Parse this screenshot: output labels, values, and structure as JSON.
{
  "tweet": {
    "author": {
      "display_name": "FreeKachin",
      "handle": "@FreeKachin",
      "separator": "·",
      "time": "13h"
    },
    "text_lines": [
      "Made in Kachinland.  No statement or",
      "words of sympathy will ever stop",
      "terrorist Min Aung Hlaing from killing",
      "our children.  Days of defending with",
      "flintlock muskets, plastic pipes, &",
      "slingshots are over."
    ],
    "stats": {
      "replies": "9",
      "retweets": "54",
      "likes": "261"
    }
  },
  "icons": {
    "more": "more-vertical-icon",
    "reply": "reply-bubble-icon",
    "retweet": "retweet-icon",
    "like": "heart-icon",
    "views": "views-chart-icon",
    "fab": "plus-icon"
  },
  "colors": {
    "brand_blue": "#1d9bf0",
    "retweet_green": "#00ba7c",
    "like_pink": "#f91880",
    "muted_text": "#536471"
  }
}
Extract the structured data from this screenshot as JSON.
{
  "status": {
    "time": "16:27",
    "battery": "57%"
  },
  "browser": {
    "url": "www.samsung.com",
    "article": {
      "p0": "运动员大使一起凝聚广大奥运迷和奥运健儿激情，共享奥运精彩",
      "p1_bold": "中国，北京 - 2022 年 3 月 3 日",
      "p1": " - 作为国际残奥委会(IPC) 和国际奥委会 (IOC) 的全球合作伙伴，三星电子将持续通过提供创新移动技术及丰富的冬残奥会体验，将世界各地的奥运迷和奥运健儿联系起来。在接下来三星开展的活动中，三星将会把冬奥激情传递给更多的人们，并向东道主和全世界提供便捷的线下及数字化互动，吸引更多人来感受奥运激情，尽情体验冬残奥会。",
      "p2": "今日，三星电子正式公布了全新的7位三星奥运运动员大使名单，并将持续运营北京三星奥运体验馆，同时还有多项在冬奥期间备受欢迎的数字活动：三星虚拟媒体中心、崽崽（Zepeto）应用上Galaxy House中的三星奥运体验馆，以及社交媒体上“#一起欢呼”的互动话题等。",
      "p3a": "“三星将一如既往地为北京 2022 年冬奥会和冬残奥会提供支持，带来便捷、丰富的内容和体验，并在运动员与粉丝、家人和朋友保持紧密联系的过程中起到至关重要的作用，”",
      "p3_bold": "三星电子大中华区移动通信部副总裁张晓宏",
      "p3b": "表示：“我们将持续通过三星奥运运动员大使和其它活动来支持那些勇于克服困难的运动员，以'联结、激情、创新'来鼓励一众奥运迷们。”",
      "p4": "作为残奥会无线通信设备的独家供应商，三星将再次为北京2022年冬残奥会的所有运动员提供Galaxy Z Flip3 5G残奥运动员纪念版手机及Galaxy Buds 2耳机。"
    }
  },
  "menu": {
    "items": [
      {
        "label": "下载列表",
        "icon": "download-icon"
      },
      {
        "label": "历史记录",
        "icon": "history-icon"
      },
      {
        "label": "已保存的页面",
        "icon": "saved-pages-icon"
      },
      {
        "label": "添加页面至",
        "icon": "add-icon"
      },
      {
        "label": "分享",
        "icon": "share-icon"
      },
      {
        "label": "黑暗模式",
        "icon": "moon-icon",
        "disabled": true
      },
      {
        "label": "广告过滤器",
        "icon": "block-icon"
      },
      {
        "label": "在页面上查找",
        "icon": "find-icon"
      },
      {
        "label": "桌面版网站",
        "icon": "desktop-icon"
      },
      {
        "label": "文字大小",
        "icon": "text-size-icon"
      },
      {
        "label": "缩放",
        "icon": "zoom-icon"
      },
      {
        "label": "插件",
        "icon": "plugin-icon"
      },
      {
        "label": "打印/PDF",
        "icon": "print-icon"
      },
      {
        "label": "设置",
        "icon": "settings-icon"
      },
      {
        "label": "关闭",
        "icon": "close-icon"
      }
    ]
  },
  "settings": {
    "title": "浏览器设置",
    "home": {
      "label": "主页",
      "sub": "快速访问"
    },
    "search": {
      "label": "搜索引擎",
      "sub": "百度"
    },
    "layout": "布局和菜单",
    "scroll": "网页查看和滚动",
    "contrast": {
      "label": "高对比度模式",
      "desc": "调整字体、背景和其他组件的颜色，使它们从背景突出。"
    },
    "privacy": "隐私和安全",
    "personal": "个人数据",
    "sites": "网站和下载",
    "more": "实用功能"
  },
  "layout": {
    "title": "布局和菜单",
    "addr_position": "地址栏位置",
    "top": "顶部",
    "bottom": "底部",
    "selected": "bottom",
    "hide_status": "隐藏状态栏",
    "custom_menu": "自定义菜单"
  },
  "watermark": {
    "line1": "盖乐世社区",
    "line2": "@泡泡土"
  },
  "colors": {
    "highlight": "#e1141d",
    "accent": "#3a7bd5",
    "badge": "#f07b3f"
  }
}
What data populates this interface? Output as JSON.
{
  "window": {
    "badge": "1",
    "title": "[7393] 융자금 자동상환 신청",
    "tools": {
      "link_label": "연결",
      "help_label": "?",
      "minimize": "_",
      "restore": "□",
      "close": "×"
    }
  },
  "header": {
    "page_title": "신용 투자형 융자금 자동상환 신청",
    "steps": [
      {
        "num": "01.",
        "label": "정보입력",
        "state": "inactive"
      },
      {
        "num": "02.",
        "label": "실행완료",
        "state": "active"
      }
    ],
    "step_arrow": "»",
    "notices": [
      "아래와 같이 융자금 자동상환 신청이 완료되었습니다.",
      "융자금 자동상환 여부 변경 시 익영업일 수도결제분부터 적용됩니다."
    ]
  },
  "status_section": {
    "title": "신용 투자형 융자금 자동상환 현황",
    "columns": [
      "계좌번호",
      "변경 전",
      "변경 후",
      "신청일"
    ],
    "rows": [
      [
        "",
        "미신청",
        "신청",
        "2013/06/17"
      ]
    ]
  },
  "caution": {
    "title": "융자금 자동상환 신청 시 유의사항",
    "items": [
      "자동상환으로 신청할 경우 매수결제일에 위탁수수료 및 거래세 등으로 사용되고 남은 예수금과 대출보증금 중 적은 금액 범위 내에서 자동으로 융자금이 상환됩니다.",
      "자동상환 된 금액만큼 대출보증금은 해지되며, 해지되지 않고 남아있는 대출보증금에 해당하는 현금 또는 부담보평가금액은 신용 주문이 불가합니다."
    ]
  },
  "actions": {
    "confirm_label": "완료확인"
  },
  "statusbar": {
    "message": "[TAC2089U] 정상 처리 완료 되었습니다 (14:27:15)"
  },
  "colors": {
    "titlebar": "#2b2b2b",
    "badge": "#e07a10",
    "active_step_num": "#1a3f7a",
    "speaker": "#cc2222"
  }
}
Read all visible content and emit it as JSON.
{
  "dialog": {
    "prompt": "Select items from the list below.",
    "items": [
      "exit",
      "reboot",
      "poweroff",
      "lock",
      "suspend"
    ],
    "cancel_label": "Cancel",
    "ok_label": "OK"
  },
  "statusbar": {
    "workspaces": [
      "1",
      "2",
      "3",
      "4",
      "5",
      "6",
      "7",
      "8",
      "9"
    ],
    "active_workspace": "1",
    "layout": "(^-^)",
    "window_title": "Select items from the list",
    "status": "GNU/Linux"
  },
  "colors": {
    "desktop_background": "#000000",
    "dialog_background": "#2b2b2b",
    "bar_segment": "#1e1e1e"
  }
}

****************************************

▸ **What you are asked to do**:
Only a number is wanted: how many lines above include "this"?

▸ **Task result**:
3